BEGIN DATA FOR REVIEW

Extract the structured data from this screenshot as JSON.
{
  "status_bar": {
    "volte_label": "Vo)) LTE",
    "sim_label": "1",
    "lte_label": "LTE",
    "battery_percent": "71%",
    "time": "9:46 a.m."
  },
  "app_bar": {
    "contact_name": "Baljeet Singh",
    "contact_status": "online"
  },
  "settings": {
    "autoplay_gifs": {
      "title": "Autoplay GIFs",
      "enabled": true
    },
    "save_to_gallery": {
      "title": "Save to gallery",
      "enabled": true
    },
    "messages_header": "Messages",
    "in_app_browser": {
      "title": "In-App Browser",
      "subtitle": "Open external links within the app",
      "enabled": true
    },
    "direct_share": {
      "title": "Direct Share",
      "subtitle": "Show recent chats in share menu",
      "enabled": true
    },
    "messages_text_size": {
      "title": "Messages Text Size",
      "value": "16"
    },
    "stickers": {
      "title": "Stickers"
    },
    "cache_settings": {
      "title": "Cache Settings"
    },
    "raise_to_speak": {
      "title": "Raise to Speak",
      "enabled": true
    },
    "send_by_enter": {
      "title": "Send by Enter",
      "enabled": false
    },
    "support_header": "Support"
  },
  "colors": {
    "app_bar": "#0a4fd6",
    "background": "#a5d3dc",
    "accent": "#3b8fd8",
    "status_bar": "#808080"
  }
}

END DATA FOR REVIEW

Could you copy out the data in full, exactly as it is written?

Extract the structured data from this screenshot as JSON.
{
  "status_bar": {
    "volte_label": "Vo)) LTE",
    "sim_label": "1",
    "lte_label": "LTE",
    "battery_percent": "71%",
    "time": "9:46 a.m."
  },
  "app_bar": {
    "contact_name": "Baljeet Singh",
    "contact_status": "online"
  },
  "settings": {
    "autoplay_gifs": {
      "title": "Autoplay GIFs",
      "enabled": true
    },
    "save_to_gallery": {
      "title": "Save to gallery",
      "enabled": true
    },
    "messages_header": "Messages",
    "in_app_browser": {
      "title": "In-App Browser",
      "subtitle": "Open external links within the app",
      "enabled": true
    },
    "direct_share": {
      "title": "Direct Share",
      "subtitle": "Show recent chats in share menu",
      "enabled": true
    },
    "messages_text_size": {
      "title": "Messages Text Size",
      "value": "16"
    },
    "stickers": {
      "title": "Stickers"
    },
    "cache_settings": {
      "title": "Cache Settings"
    },
    "raise_to_speak": {
      "title": "Raise to Speak",
      "enabled": true
    },
    "send_by_enter": {
      "title": "Send by Enter",
      "enabled": false
    },
    "support_header": "Support"
  },
  "colors": {
    "app_bar": "#0a4fd6",
    "background": "#a5d3dc",
    "accent": "#3b8fd8",
    "status_bar": "#808080"
  }
}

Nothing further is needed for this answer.